* _Problem to solve_
Go through the records and copy each line where the word "name" occurs.

BEGIN Given records

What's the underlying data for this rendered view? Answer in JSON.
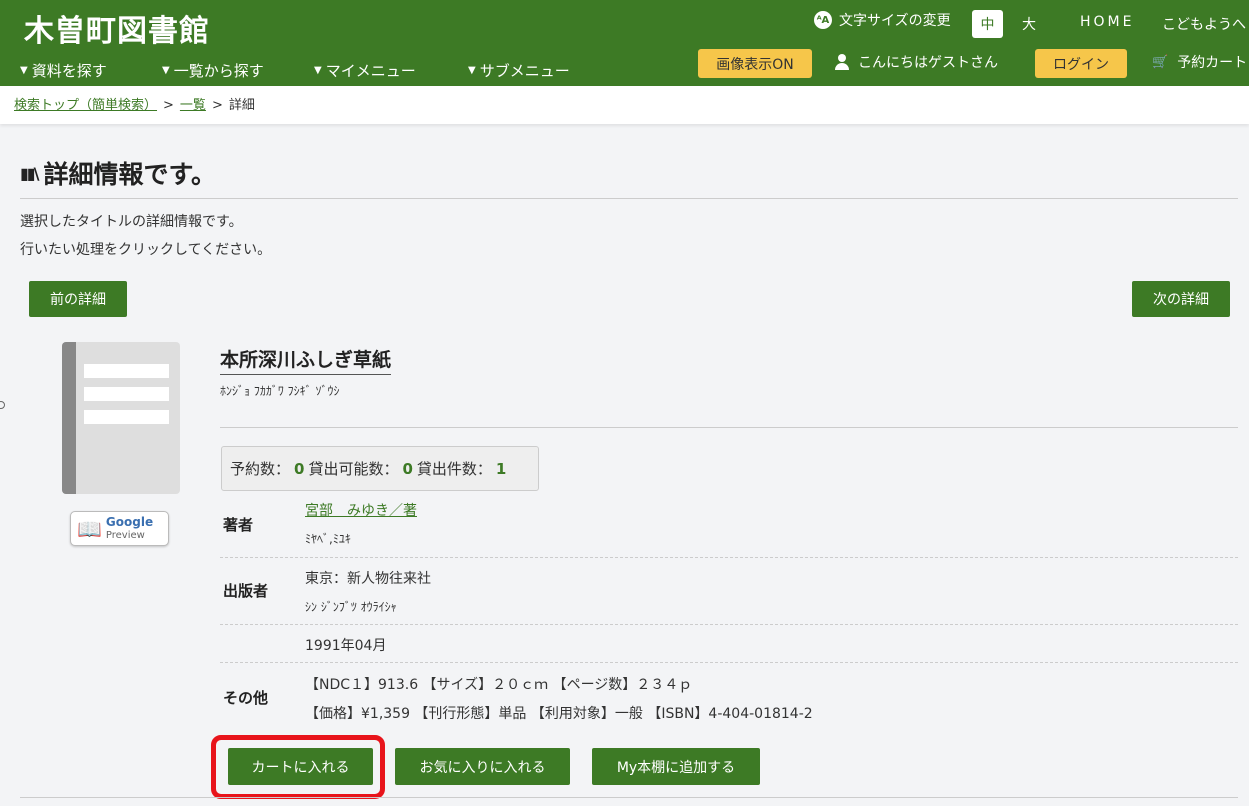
{
  "header": {
    "site_title": "木曽町図書館",
    "nav": [
      "資料を探す",
      "一覧から探す",
      "マイメニュー",
      "サブメニュー"
    ],
    "font_size_label": "文字サイズの変更",
    "font_size_icon": "ᴬA",
    "font_mid": "中",
    "font_large": "大",
    "home": "HOME",
    "kids": "こどもようへ",
    "image_toggle": "画像表示ON",
    "greeting": "こんにちはゲストさん",
    "login": "ログイン",
    "cart": "予約カート"
  },
  "breadcrumb": {
    "top": "検索トップ（簡単検索）",
    "list": "一覧",
    "current": "詳細",
    "sep": ">"
  },
  "page": {
    "title": "詳細情報です。",
    "desc1": "選択したタイトルの詳細情報です。",
    "desc2": "行いたい処理をクリックしてください。",
    "prev": "前の詳細",
    "next": "次の詳細"
  },
  "preview": {
    "google": "Google",
    "preview": "Preview"
  },
  "book": {
    "title": "本所深川ふしぎ草紙",
    "kana": "ﾎﾝｼﾞｮ ﾌｶｶﾞﾜ ﾌｼｷﾞ ｿﾞｳｼ",
    "counts": {
      "reserve_label": "予約数：",
      "reserve": "0",
      "available_label": "貸出可能数：",
      "available": "0",
      "loans_label": "貸出件数：",
      "loans": "1"
    },
    "author_label": "著者",
    "author": "宮部　みゆき／著",
    "author_kana": "ﾐﾔﾍﾞ,ﾐﾕｷ",
    "publisher_label": "出版者",
    "publisher": "東京：新人物往来社",
    "publisher_kana": "ｼﾝ ｼﾞﾝﾌﾞﾂ ｵｳﾗｲｼｬ",
    "date": "1991年04月",
    "other_label": "その他",
    "other1": "【NDC１】913.6 【サイズ】２０ｃｍ 【ページ数】２３４ｐ",
    "other2": "【価格】¥1,359 【刊行形態】単品 【利用対象】一般 【ISBN】4-404-01814-2"
  },
  "actions": {
    "cart": "カートに入れる",
    "fav": "お気に入りに入れる",
    "shelf": "My本棚に追加する"
  }
}
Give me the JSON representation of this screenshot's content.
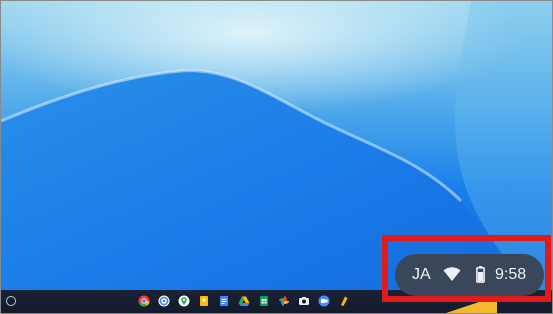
{
  "shelf": {
    "apps": [
      {
        "icon": "chrome-icon"
      },
      {
        "icon": "chrome-alt-icon"
      },
      {
        "icon": "maps-icon"
      },
      {
        "icon": "keep-icon"
      },
      {
        "icon": "docs-icon"
      },
      {
        "icon": "drive-icon"
      },
      {
        "icon": "sheets-icon"
      },
      {
        "icon": "photos-icon"
      },
      {
        "icon": "camera-icon"
      },
      {
        "icon": "meet-icon"
      },
      {
        "icon": "files-icon"
      }
    ]
  },
  "status_tray": {
    "input_method": "JA",
    "time": "9:58",
    "icons": [
      "wifi-icon",
      "battery-icon"
    ]
  },
  "colors": {
    "highlight": "#e21a1a",
    "tray": "#3a475b",
    "shelf": "#161d2f",
    "wallpaper": "#1576e8"
  }
}
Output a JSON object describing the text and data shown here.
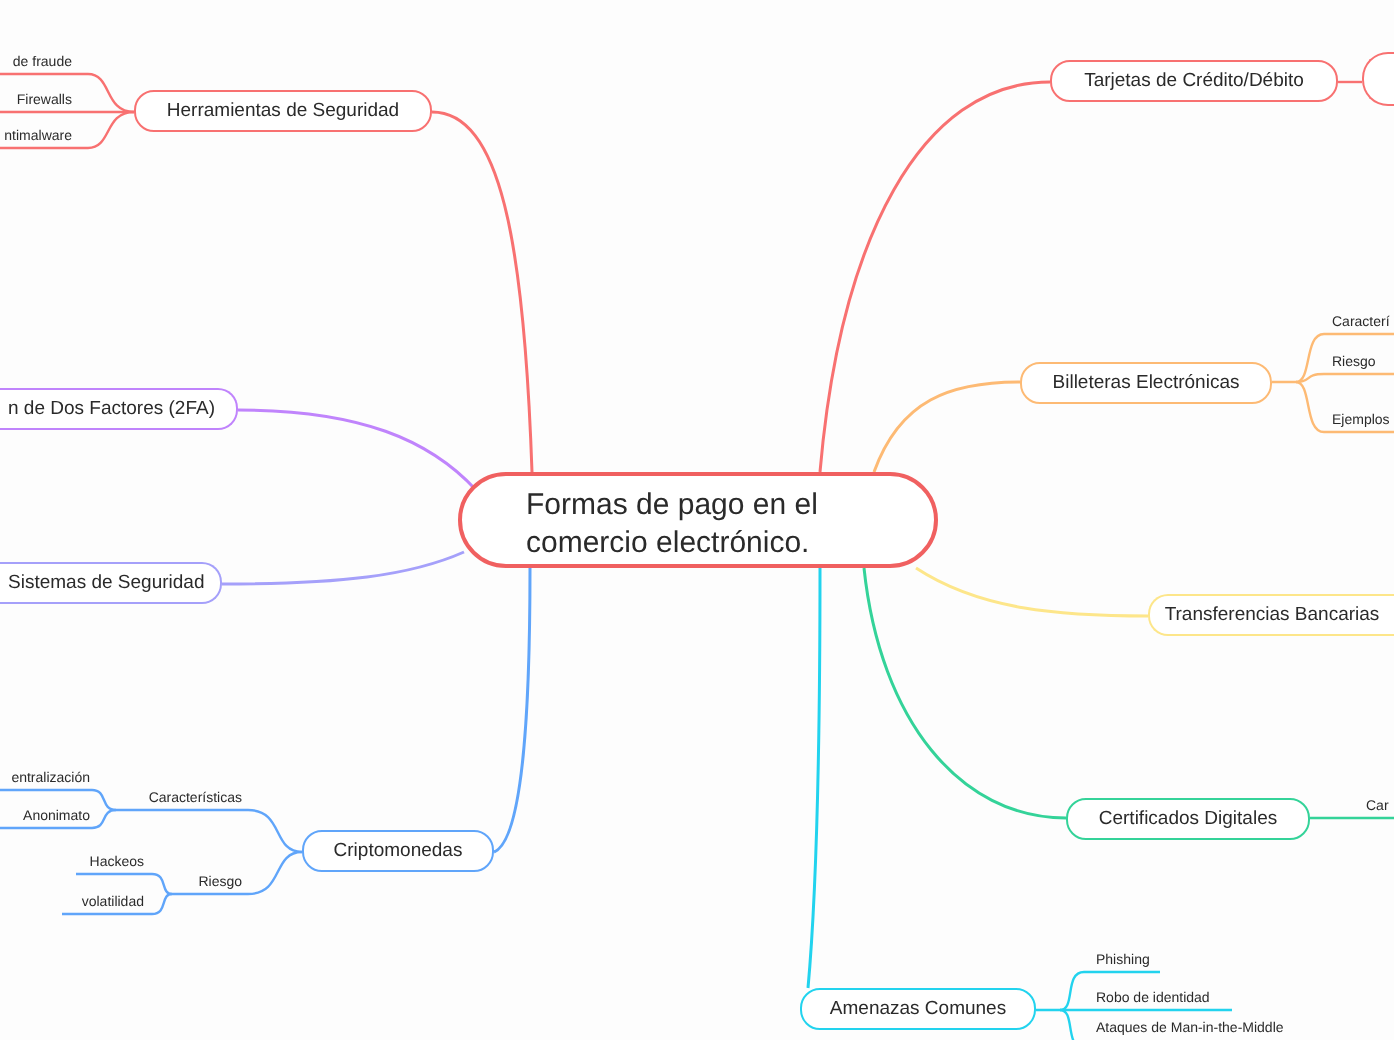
{
  "central_topic": {
    "label": "Formas de pago en el comercio electrónico."
  },
  "topics": [
    {
      "label": "Herramientas de Seguridad",
      "color": "#f87171",
      "children": [
        {
          "label": "de fraude"
        },
        {
          "label": "Firewalls"
        },
        {
          "label": "ntimalware"
        }
      ]
    },
    {
      "label": "n de Dos Factores (2FA)",
      "color": "#c084fc"
    },
    {
      "label": "Sistemas de Seguridad",
      "color": "#a5a0fa"
    },
    {
      "label": "Criptomonedas",
      "color": "#60a5fa",
      "children": [
        {
          "label": "Características",
          "children": [
            {
              "label": "entralización"
            },
            {
              "label": "Anonimato"
            }
          ]
        },
        {
          "label": "Riesgo",
          "children": [
            {
              "label": "Hackeos"
            },
            {
              "label": "volatilidad"
            }
          ]
        }
      ]
    },
    {
      "label": "Tarjetas de Crédito/Débito",
      "color": "#f87171",
      "children": [
        {
          "kind": "empty_node"
        }
      ]
    },
    {
      "label": "Billeteras Electrónicas",
      "color": "#fdba74",
      "children": [
        {
          "label": "Caracterí"
        },
        {
          "label": "Riesgo"
        },
        {
          "label": "Ejemplos"
        }
      ]
    },
    {
      "label": "Transferencias Bancarias",
      "color": "#fde68a"
    },
    {
      "label": "Certificados Digitales",
      "color": "#34d399",
      "children": [
        {
          "label": "Car"
        }
      ]
    },
    {
      "label": "Amenazas Comunes",
      "color": "#22d3ee",
      "children": [
        {
          "label": "Phishing"
        },
        {
          "label": "Robo de identidad"
        },
        {
          "label": "Ataques de Man-in-the-Middle"
        }
      ]
    }
  ]
}
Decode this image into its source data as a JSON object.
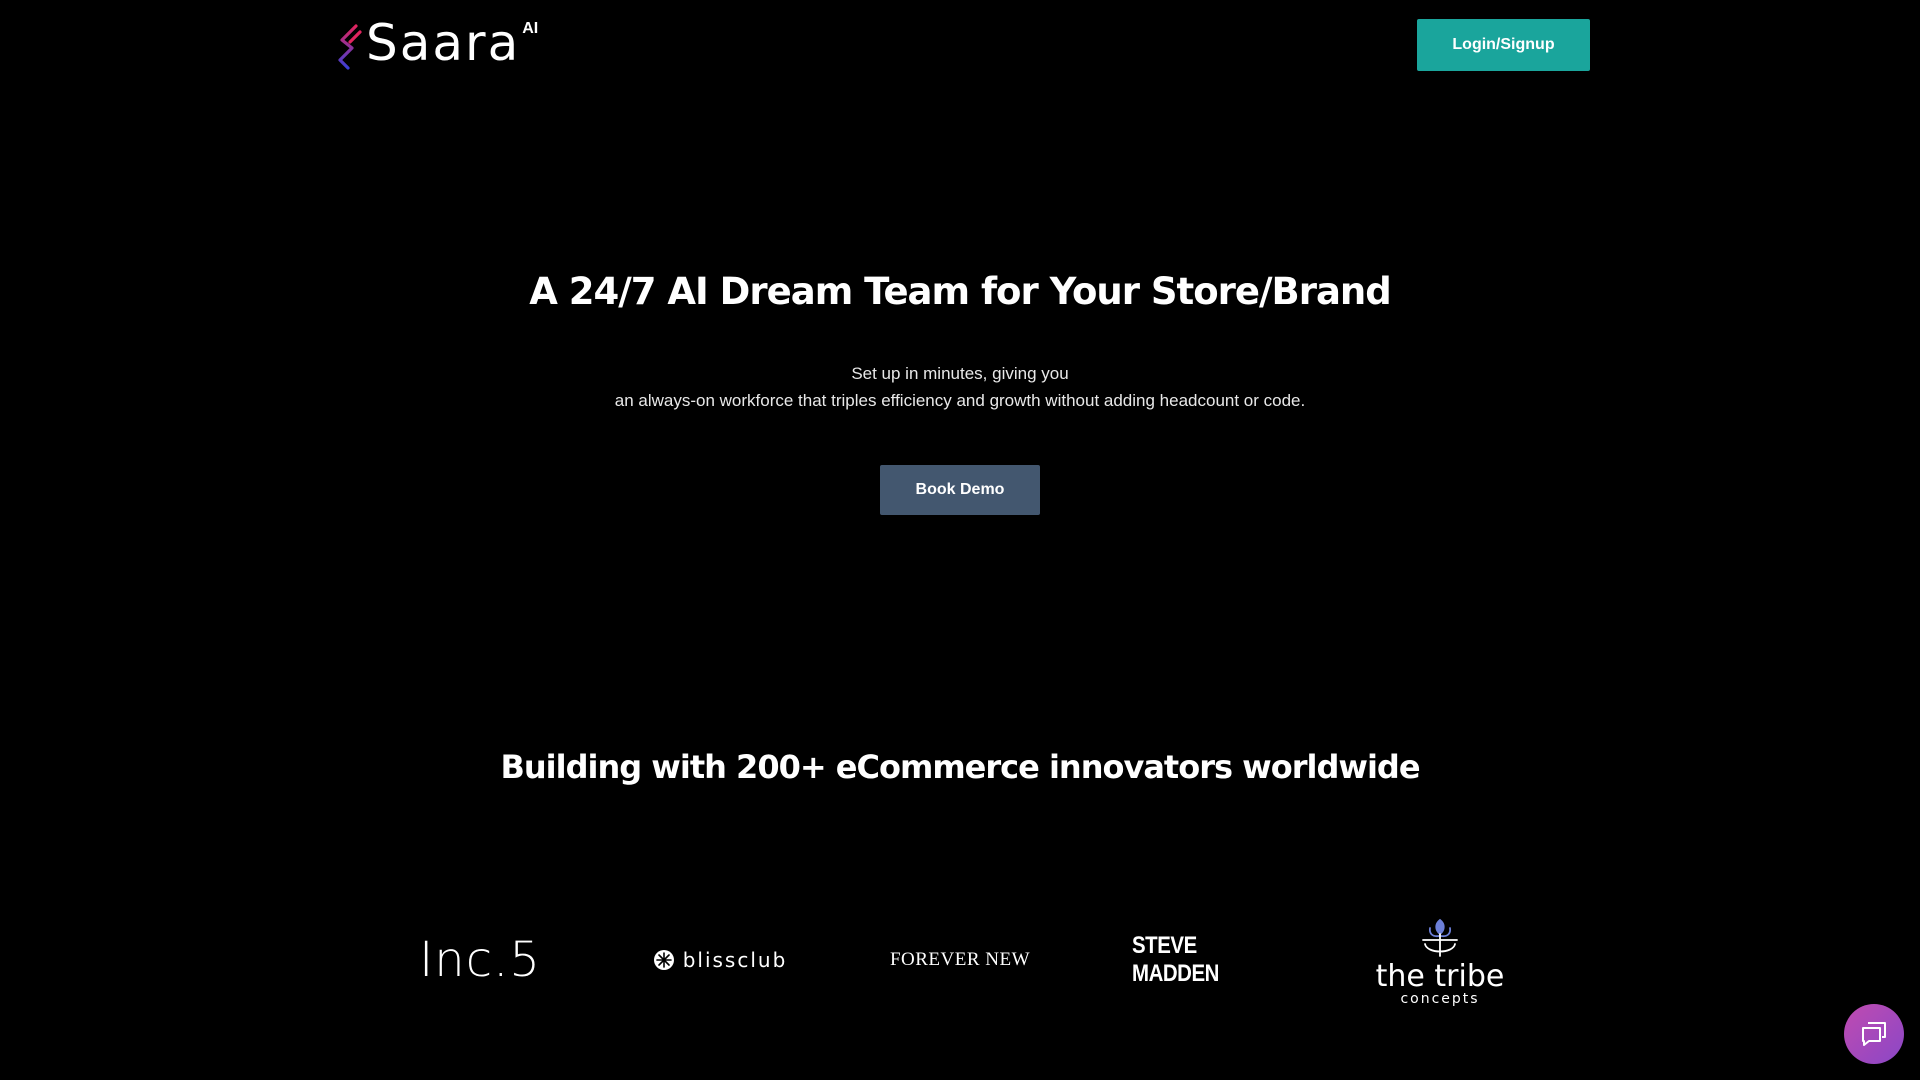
{
  "header": {
    "logo_text": "Saara",
    "logo_superscript": "AI",
    "login_label": "Login/Signup"
  },
  "hero": {
    "title": "A 24/7 AI Dream Team for Your Store/Brand",
    "subtitle_line1": "Set up in minutes, giving you",
    "subtitle_line2": "an always-on workforce that triples efficiency and growth without adding headcount or code.",
    "cta_label": "Book Demo"
  },
  "social_proof": {
    "title": "Building with 200+ eCommerce innovators worldwide",
    "brands": [
      {
        "name": "Inc.5"
      },
      {
        "name": "blissclub"
      },
      {
        "name": "FOREVER NEW"
      },
      {
        "name": "STEVE MADDEN"
      },
      {
        "name": "the tribe",
        "tagline": "concepts"
      }
    ]
  },
  "colors": {
    "background": "#000000",
    "login_button": "#1aa59c",
    "demo_button": "#43576f",
    "chat_gradient_start": "#c04bb0",
    "chat_gradient_end": "#8a47c7"
  },
  "icons": {
    "logo_mark": "saara-s-mark-icon",
    "chat": "chat-bubble-icon"
  }
}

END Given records

* _Exercise solution_
        "name": "Inc.5"
        "name": "blissclub"
        "name": "FOREVER NEW"
        "name": "STEVE MADDEN"
        "name": "the tribe",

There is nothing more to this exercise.